## Task goal
Scan the lines below for the string "this" and copy every one that has it.

## Records to process
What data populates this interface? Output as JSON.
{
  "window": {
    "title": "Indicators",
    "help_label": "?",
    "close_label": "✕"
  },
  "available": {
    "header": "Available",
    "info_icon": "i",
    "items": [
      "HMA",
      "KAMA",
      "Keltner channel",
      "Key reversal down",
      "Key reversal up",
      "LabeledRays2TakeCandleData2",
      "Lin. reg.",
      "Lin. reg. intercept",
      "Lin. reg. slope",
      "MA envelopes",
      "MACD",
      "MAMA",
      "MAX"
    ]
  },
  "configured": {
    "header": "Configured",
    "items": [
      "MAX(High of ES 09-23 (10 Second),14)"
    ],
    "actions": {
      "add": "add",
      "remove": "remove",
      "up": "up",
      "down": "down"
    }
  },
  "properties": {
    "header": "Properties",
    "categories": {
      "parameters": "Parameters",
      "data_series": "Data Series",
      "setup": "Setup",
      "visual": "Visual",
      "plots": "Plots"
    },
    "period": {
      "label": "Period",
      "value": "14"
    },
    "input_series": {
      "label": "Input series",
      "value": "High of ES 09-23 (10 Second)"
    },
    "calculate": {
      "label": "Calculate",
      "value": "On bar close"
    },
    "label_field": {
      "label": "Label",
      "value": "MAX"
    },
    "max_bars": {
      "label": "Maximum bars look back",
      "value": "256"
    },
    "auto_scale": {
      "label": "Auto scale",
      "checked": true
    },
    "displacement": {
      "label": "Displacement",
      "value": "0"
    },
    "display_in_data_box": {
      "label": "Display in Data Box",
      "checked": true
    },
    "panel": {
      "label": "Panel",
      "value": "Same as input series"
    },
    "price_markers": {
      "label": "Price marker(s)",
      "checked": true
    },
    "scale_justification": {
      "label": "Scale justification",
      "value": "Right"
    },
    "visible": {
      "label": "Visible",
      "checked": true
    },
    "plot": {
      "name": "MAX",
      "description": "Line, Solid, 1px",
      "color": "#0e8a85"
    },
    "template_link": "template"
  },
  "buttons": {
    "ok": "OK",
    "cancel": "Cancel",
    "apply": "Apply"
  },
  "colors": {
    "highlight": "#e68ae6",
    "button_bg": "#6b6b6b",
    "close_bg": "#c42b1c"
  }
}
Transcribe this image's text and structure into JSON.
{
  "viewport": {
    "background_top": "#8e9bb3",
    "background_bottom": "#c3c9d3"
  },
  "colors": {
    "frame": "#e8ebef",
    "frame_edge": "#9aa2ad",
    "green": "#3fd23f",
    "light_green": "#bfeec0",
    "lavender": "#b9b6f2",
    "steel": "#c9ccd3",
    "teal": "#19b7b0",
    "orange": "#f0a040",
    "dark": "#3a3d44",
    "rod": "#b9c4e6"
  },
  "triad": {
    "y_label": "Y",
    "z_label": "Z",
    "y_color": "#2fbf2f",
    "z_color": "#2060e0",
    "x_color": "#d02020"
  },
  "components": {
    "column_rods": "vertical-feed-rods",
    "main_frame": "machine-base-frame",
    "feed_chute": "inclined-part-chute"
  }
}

## Output of the task
What data populates this interface? Output as JSON.
Transcribe this image's text and structure into JSON.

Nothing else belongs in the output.